INSTRUCTIONS TO FOLLOW –
Write out the data word for word, taking care that no picture is carried over.

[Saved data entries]
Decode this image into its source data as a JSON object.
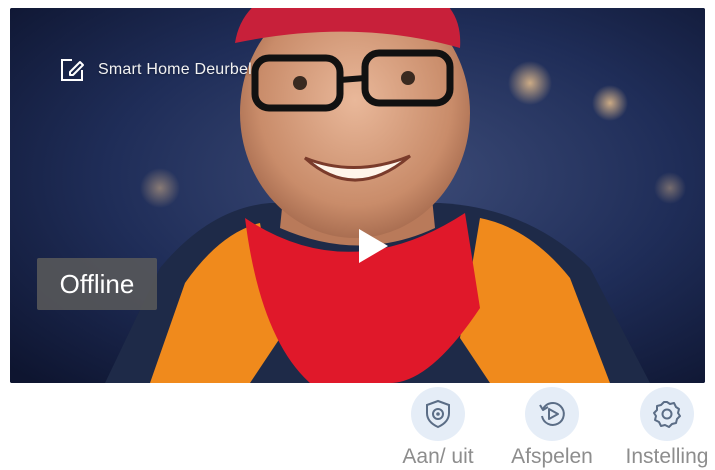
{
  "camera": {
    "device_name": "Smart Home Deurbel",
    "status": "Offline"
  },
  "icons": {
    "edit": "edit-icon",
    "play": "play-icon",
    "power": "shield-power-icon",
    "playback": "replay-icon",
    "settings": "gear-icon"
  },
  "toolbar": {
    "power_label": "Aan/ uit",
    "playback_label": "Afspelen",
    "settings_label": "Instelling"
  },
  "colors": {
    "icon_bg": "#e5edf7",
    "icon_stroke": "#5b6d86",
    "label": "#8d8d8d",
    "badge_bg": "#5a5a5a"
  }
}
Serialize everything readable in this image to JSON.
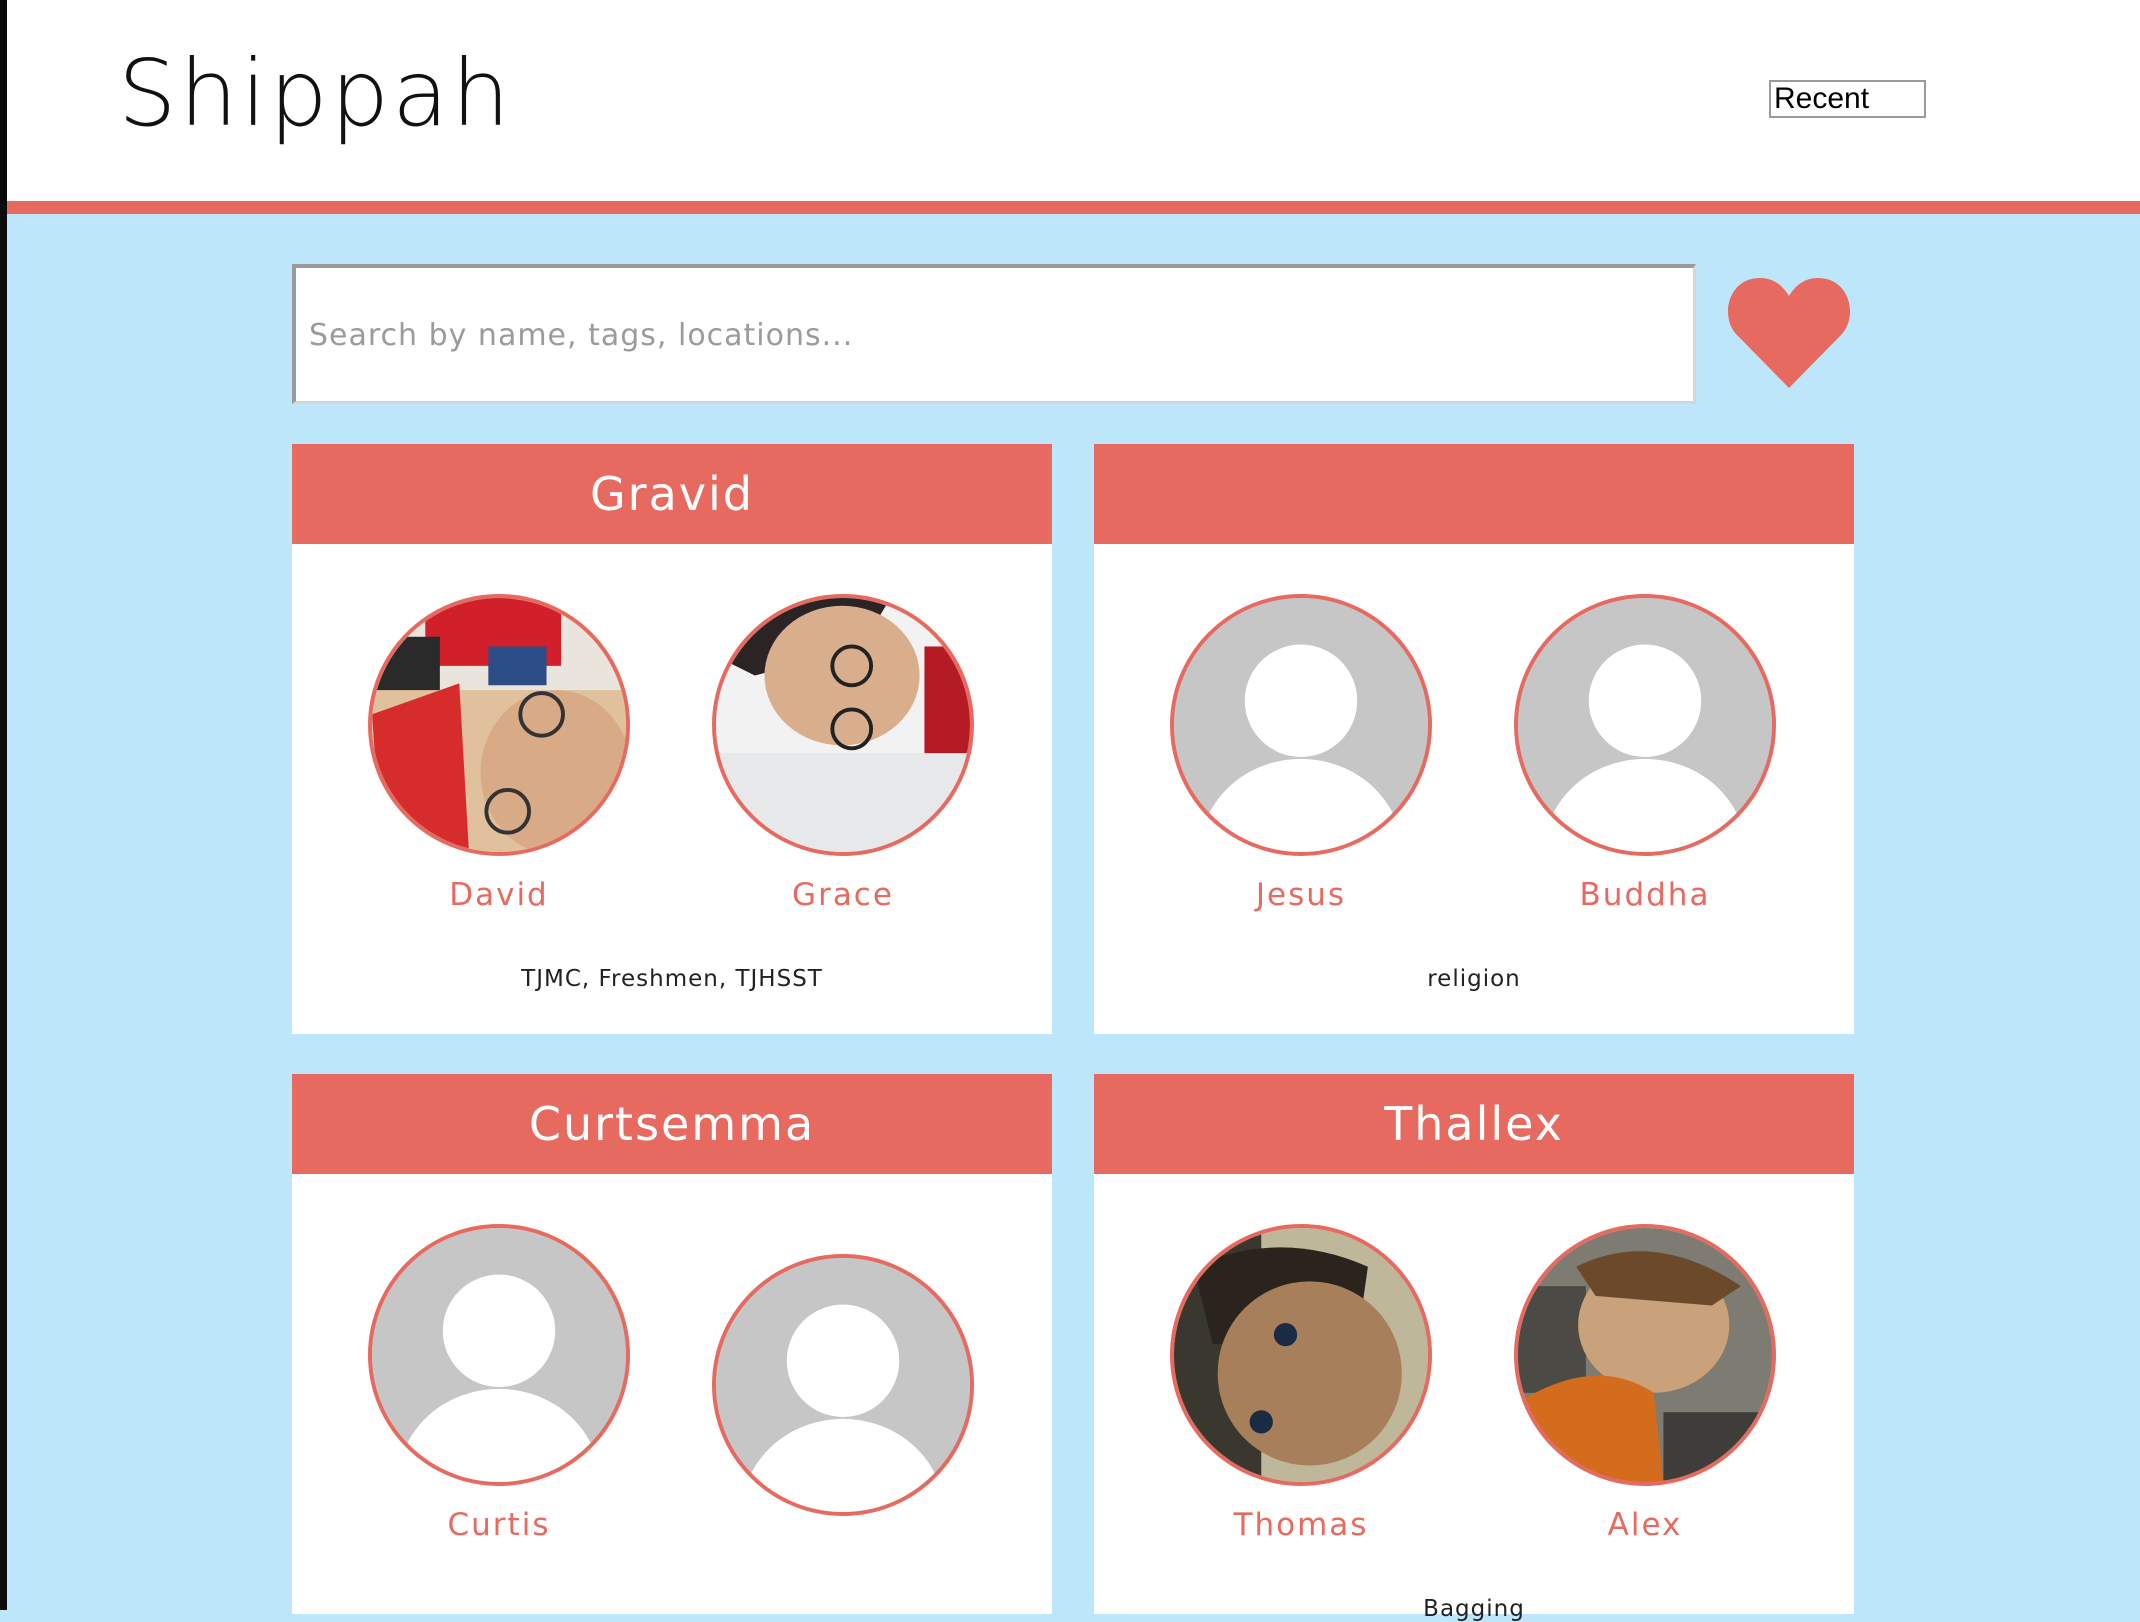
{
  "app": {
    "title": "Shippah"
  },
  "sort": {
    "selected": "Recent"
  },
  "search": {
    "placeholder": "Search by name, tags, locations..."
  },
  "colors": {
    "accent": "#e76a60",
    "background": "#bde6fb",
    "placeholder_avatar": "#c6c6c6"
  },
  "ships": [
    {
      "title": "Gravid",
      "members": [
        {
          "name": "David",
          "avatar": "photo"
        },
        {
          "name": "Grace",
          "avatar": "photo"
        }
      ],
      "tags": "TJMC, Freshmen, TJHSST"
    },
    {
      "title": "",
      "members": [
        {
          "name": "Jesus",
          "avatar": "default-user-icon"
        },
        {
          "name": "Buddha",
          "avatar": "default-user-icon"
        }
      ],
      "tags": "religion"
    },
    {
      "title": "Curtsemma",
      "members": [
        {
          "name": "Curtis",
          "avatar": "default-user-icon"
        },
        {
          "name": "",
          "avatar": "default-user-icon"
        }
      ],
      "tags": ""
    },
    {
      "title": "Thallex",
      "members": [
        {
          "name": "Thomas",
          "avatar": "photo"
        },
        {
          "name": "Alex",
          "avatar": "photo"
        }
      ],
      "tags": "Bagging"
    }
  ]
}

ANSWER AREA –
Decode this image into its source data as a JSON object.
{
  "camera": {
    "device_name": "Smart Home Deurbel",
    "status": "Offline"
  },
  "icons": {
    "edit": "edit-icon",
    "play": "play-icon",
    "power": "shield-power-icon",
    "playback": "replay-icon",
    "settings": "gear-icon"
  },
  "toolbar": {
    "power_label": "Aan/ uit",
    "playback_label": "Afspelen",
    "settings_label": "Instelling"
  },
  "colors": {
    "icon_bg": "#e5edf7",
    "icon_stroke": "#5b6d86",
    "label": "#8d8d8d",
    "badge_bg": "#5a5a5a"
  }
}
Serialize everything readable in this image to JSON.
{
  "app": {
    "title": "Shippah"
  },
  "sort": {
    "selected": "Recent"
  },
  "search": {
    "placeholder": "Search by name, tags, locations..."
  },
  "colors": {
    "accent": "#e76a60",
    "background": "#bde6fb",
    "placeholder_avatar": "#c6c6c6"
  },
  "ships": [
    {
      "title": "Gravid",
      "members": [
        {
          "name": "David",
          "avatar": "photo"
        },
        {
          "name": "Grace",
          "avatar": "photo"
        }
      ],
      "tags": "TJMC, Freshmen, TJHSST"
    },
    {
      "title": "",
      "members": [
        {
          "name": "Jesus",
          "avatar": "default-user-icon"
        },
        {
          "name": "Buddha",
          "avatar": "default-user-icon"
        }
      ],
      "tags": "religion"
    },
    {
      "title": "Curtsemma",
      "members": [
        {
          "name": "Curtis",
          "avatar": "default-user-icon"
        },
        {
          "name": "",
          "avatar": "default-user-icon"
        }
      ],
      "tags": ""
    },
    {
      "title": "Thallex",
      "members": [
        {
          "name": "Thomas",
          "avatar": "photo"
        },
        {
          "name": "Alex",
          "avatar": "photo"
        }
      ],
      "tags": "Bagging"
    }
  ]
}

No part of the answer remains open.